# [Exercise instructions]
Return the lines below in which the string "from" occurs.

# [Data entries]
------------------------------------------------

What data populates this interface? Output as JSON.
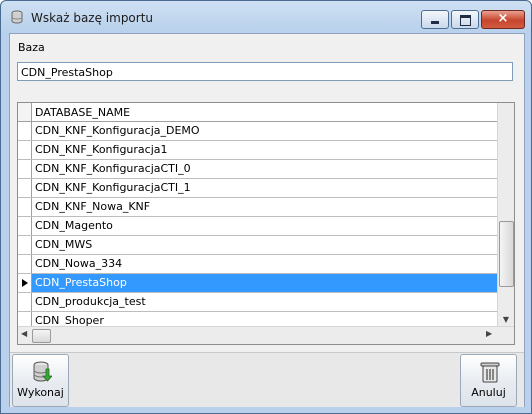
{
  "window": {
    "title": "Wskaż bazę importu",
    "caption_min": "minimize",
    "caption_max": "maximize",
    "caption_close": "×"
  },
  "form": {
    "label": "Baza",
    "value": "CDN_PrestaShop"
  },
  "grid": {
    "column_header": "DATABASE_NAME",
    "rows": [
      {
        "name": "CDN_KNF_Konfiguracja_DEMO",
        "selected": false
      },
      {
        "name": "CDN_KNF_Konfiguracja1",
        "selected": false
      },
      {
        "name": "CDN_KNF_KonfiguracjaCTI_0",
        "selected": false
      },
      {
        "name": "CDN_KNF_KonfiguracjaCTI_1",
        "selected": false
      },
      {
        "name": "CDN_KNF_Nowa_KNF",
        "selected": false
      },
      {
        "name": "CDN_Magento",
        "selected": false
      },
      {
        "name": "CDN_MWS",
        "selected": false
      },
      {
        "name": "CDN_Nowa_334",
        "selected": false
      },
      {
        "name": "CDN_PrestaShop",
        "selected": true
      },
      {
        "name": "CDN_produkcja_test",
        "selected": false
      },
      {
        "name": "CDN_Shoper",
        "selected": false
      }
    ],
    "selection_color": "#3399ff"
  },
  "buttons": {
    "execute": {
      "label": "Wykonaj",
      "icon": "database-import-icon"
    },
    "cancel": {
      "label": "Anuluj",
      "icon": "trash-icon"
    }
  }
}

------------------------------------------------

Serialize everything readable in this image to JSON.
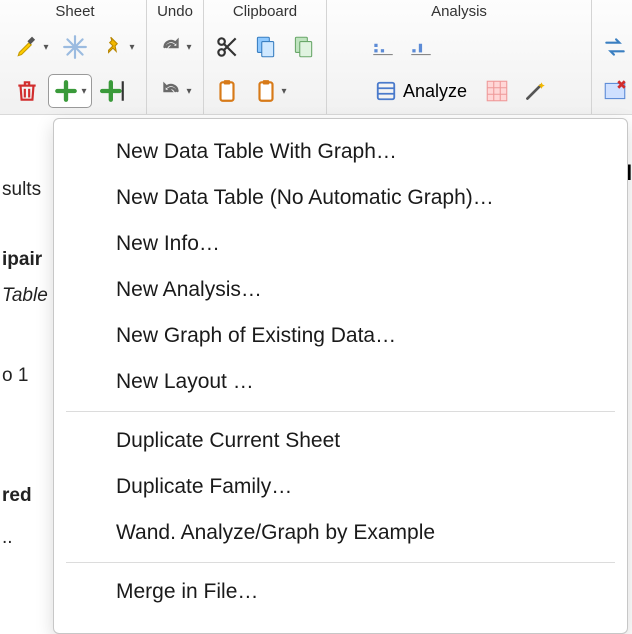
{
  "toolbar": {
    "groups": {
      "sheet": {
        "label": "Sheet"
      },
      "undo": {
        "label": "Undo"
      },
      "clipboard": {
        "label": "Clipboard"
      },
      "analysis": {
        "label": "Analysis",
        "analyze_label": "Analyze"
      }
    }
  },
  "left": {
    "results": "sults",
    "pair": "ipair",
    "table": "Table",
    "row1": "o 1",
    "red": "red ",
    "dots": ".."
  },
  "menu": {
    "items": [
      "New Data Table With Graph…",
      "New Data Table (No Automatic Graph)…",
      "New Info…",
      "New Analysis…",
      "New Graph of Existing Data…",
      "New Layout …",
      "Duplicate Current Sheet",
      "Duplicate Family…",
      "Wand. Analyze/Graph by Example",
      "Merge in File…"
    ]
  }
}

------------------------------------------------

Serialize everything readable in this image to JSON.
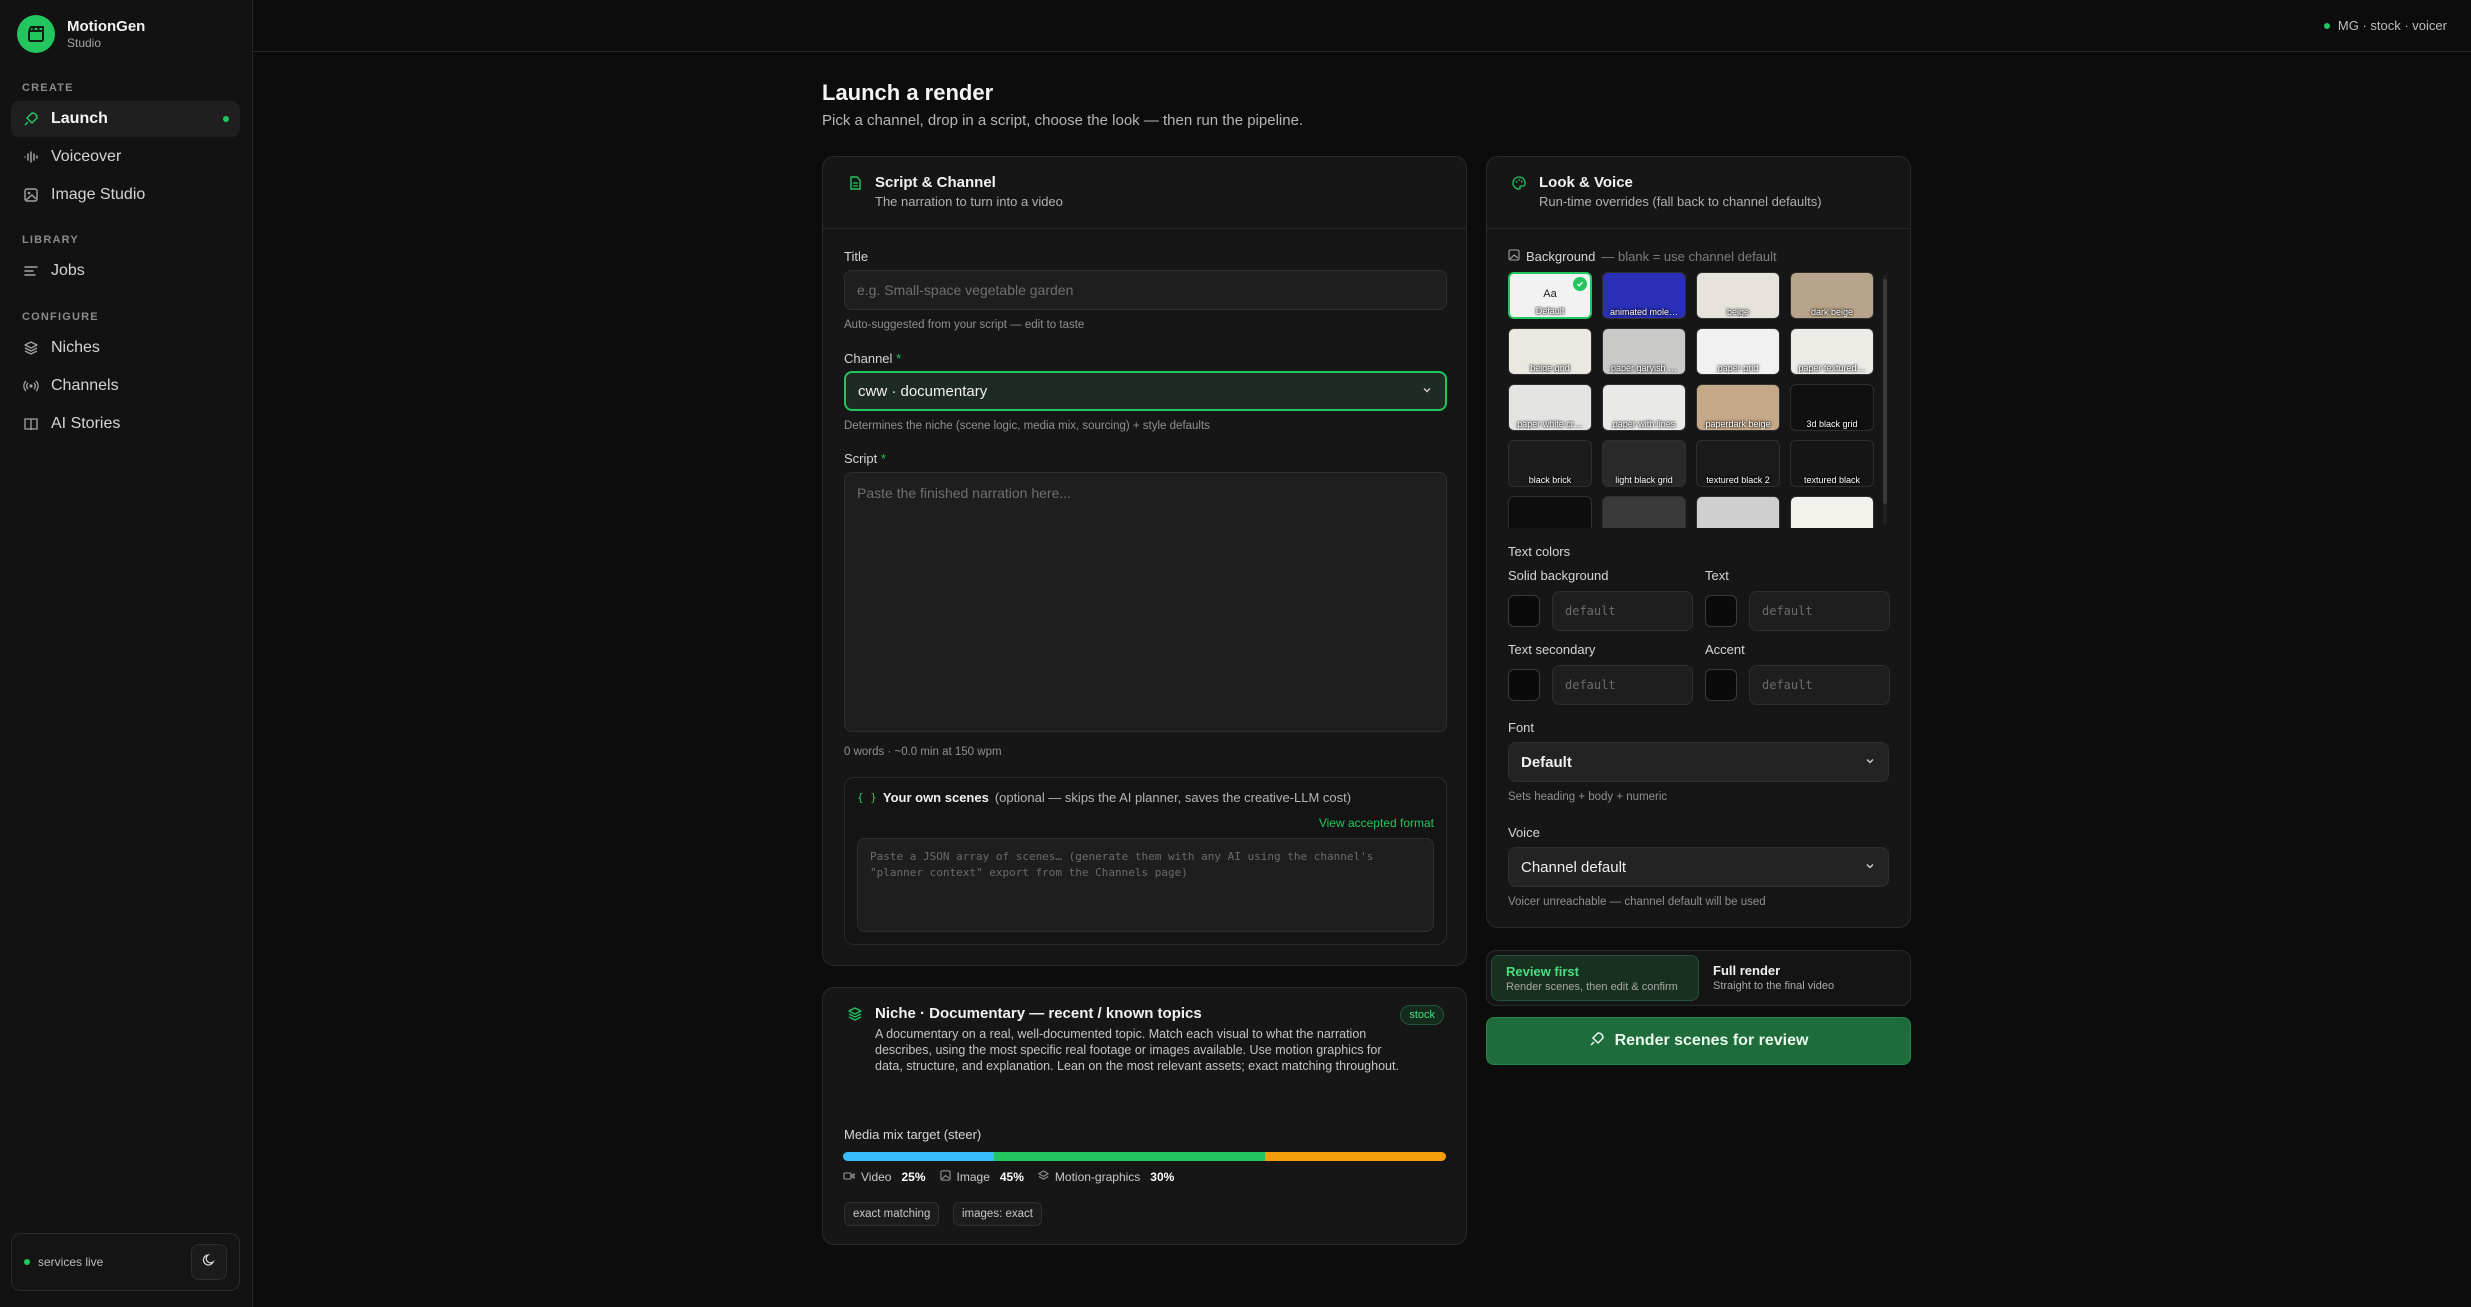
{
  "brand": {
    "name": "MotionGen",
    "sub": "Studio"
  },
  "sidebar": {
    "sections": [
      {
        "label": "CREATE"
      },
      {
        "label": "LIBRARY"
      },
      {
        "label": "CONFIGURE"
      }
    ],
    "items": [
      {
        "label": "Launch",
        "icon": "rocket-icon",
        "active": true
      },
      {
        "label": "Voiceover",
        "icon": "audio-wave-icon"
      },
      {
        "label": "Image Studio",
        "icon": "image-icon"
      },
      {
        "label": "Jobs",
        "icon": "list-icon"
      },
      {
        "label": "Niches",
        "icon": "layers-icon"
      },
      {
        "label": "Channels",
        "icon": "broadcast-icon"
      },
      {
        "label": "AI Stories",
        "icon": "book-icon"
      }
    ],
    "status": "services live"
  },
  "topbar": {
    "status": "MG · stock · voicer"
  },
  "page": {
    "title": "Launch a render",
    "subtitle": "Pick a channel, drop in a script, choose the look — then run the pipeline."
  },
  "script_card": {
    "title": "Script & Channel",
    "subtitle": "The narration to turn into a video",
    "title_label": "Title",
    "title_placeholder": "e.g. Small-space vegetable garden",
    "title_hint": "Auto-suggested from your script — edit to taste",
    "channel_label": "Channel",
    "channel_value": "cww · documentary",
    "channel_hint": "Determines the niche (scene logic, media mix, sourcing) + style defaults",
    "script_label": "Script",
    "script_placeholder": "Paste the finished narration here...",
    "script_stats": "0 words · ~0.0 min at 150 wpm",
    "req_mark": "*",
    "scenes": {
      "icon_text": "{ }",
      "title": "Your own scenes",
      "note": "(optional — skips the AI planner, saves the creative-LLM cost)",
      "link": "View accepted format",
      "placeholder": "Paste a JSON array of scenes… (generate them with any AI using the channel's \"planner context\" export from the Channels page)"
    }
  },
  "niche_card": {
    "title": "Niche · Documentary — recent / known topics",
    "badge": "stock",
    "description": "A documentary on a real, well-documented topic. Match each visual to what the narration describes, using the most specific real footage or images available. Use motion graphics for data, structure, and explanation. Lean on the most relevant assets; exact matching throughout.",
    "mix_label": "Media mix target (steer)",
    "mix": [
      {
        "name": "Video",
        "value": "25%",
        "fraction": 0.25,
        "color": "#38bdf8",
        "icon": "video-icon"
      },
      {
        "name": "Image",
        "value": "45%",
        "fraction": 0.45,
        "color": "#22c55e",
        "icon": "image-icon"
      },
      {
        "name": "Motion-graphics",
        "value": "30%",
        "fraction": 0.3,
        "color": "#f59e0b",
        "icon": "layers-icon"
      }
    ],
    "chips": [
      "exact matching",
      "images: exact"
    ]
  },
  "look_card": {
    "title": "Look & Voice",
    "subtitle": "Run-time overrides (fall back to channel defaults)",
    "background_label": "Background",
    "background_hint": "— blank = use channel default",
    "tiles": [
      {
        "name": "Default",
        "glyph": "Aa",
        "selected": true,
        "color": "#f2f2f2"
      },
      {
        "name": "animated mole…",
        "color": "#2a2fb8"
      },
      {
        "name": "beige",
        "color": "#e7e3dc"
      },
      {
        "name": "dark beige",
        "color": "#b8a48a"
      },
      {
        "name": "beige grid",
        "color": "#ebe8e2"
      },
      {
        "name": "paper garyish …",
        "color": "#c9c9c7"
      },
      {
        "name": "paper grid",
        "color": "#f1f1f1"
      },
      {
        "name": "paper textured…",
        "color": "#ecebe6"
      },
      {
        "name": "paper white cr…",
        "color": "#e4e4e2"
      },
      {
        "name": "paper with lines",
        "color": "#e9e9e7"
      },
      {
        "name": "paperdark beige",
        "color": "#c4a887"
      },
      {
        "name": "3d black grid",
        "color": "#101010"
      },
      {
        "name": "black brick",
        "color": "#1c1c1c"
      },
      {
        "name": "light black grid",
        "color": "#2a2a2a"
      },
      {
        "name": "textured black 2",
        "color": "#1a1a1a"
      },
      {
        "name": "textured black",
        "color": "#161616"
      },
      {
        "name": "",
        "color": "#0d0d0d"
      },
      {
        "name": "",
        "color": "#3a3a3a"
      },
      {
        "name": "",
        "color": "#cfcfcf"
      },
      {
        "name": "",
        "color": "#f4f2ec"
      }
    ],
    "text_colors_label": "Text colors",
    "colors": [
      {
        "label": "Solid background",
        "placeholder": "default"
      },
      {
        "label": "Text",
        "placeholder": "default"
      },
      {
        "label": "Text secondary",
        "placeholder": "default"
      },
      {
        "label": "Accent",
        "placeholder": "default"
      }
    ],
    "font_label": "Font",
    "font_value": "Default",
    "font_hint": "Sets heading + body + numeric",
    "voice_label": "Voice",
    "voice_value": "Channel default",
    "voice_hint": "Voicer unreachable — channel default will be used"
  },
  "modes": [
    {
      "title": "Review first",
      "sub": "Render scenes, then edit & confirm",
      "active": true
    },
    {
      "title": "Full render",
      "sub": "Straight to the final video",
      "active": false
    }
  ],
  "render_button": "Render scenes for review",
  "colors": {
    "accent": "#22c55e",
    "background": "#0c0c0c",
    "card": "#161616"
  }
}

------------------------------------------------

# [Answer space]
    "title_hint": "Auto-suggested from your script — edit to taste",
      "placeholder": "Paste a JSON array of scenes… (generate them with any AI using the channel's \"planner context\" export from the Channels page)"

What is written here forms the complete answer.